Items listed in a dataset

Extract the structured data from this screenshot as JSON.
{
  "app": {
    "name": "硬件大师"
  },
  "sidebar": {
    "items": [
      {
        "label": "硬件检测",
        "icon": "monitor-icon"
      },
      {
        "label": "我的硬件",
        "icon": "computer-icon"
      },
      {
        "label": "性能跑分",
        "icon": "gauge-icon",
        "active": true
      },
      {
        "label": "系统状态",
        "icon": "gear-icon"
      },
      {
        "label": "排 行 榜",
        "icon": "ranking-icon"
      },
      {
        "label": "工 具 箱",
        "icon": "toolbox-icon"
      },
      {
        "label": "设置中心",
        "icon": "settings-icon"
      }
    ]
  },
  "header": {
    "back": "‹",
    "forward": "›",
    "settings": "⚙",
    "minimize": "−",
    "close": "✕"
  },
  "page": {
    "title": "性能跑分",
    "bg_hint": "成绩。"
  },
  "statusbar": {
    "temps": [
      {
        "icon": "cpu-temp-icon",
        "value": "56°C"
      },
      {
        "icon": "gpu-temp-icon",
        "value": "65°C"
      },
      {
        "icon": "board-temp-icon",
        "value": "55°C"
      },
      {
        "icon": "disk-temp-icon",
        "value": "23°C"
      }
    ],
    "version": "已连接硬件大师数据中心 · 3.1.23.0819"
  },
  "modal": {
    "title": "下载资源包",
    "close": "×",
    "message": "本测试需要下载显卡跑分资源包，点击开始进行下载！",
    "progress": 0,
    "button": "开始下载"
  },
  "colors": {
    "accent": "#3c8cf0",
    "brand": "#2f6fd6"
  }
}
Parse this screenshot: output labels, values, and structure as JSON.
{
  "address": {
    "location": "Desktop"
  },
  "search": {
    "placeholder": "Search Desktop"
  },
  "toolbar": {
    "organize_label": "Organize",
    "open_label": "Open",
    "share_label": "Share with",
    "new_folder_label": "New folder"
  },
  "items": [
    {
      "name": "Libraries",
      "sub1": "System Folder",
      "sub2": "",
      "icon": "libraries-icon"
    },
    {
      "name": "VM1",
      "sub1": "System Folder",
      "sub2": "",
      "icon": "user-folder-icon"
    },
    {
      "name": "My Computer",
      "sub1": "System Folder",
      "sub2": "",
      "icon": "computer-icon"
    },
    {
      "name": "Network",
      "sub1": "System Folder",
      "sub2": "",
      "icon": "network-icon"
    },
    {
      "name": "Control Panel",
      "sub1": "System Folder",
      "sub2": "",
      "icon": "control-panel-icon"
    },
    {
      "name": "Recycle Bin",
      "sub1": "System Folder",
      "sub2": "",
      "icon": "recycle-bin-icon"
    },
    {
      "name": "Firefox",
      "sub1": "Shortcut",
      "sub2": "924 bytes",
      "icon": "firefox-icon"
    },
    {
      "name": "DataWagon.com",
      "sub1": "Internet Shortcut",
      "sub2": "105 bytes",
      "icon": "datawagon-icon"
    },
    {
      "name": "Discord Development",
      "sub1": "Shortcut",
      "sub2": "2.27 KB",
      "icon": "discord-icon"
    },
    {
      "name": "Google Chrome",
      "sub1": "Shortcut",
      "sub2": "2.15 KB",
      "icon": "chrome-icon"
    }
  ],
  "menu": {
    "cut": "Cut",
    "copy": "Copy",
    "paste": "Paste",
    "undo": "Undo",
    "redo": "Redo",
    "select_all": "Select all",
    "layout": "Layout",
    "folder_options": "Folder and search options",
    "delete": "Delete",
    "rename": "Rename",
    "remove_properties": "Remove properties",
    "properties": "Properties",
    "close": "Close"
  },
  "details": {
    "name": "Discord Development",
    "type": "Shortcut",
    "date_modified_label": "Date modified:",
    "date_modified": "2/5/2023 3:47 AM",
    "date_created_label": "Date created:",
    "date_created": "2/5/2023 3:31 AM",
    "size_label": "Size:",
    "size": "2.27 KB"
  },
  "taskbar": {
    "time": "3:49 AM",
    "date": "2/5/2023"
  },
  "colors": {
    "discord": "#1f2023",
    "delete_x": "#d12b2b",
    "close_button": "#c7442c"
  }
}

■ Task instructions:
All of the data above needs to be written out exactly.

■ Task answer:
Extract the structured data from this screenshot as JSON.
{
  "app": {
    "name": "硬件大师"
  },
  "sidebar": {
    "items": [
      {
        "label": "硬件检测",
        "icon": "monitor-icon"
      },
      {
        "label": "我的硬件",
        "icon": "computer-icon"
      },
      {
        "label": "性能跑分",
        "icon": "gauge-icon",
        "active": true
      },
      {
        "label": "系统状态",
        "icon": "gear-icon"
      },
      {
        "label": "排 行 榜",
        "icon": "ranking-icon"
      },
      {
        "label": "工 具 箱",
        "icon": "toolbox-icon"
      },
      {
        "label": "设置中心",
        "icon": "settings-icon"
      }
    ]
  },
  "header": {
    "back": "‹",
    "forward": "›",
    "settings": "⚙",
    "minimize": "−",
    "close": "✕"
  },
  "page": {
    "title": "性能跑分",
    "bg_hint": "成绩。"
  },
  "statusbar": {
    "temps": [
      {
        "icon": "cpu-temp-icon",
        "value": "56°C"
      },
      {
        "icon": "gpu-temp-icon",
        "value": "65°C"
      },
      {
        "icon": "board-temp-icon",
        "value": "55°C"
      },
      {
        "icon": "disk-temp-icon",
        "value": "23°C"
      }
    ],
    "version": "已连接硬件大师数据中心 · 3.1.23.0819"
  },
  "modal": {
    "title": "下载资源包",
    "close": "×",
    "message": "本测试需要下载显卡跑分资源包，点击开始进行下载！",
    "progress": 0,
    "button": "开始下载"
  },
  "colors": {
    "accent": "#3c8cf0",
    "brand": "#2f6fd6"
  }
}
Parse this screenshot: output labels, values, and structure as JSON.
{
  "address": {
    "location": "Desktop"
  },
  "search": {
    "placeholder": "Search Desktop"
  },
  "toolbar": {
    "organize_label": "Organize",
    "open_label": "Open",
    "share_label": "Share with",
    "new_folder_label": "New folder"
  },
  "items": [
    {
      "name": "Libraries",
      "sub1": "System Folder",
      "sub2": "",
      "icon": "libraries-icon"
    },
    {
      "name": "VM1",
      "sub1": "System Folder",
      "sub2": "",
      "icon": "user-folder-icon"
    },
    {
      "name": "My Computer",
      "sub1": "System Folder",
      "sub2": "",
      "icon": "computer-icon"
    },
    {
      "name": "Network",
      "sub1": "System Folder",
      "sub2": "",
      "icon": "network-icon"
    },
    {
      "name": "Control Panel",
      "sub1": "System Folder",
      "sub2": "",
      "icon": "control-panel-icon"
    },
    {
      "name": "Recycle Bin",
      "sub1": "System Folder",
      "sub2": "",
      "icon": "recycle-bin-icon"
    },
    {
      "name": "Firefox",
      "sub1": "Shortcut",
      "sub2": "924 bytes",
      "icon": "firefox-icon"
    },
    {
      "name": "DataWagon.com",
      "sub1": "Internet Shortcut",
      "sub2": "105 bytes",
      "icon": "datawagon-icon"
    },
    {
      "name": "Discord Development",
      "sub1": "Shortcut",
      "sub2": "2.27 KB",
      "icon": "discord-icon"
    },
    {
      "name": "Google Chrome",
      "sub1": "Shortcut",
      "sub2": "2.15 KB",
      "icon": "chrome-icon"
    }
  ],
  "menu": {
    "cut": "Cut",
    "copy": "Copy",
    "paste": "Paste",
    "undo": "Undo",
    "redo": "Redo",
    "select_all": "Select all",
    "layout": "Layout",
    "folder_options": "Folder and search options",
    "delete": "Delete",
    "rename": "Rename",
    "remove_properties": "Remove properties",
    "properties": "Properties",
    "close": "Close"
  },
  "details": {
    "name": "Discord Development",
    "type": "Shortcut",
    "date_modified_label": "Date modified:",
    "date_modified": "2/5/2023 3:47 AM",
    "date_created_label": "Date created:",
    "date_created": "2/5/2023 3:31 AM",
    "size_label": "Size:",
    "size": "2.27 KB"
  },
  "taskbar": {
    "time": "3:49 AM",
    "date": "2/5/2023"
  },
  "colors": {
    "discord": "#1f2023",
    "delete_x": "#d12b2b",
    "close_button": "#c7442c"
  }
}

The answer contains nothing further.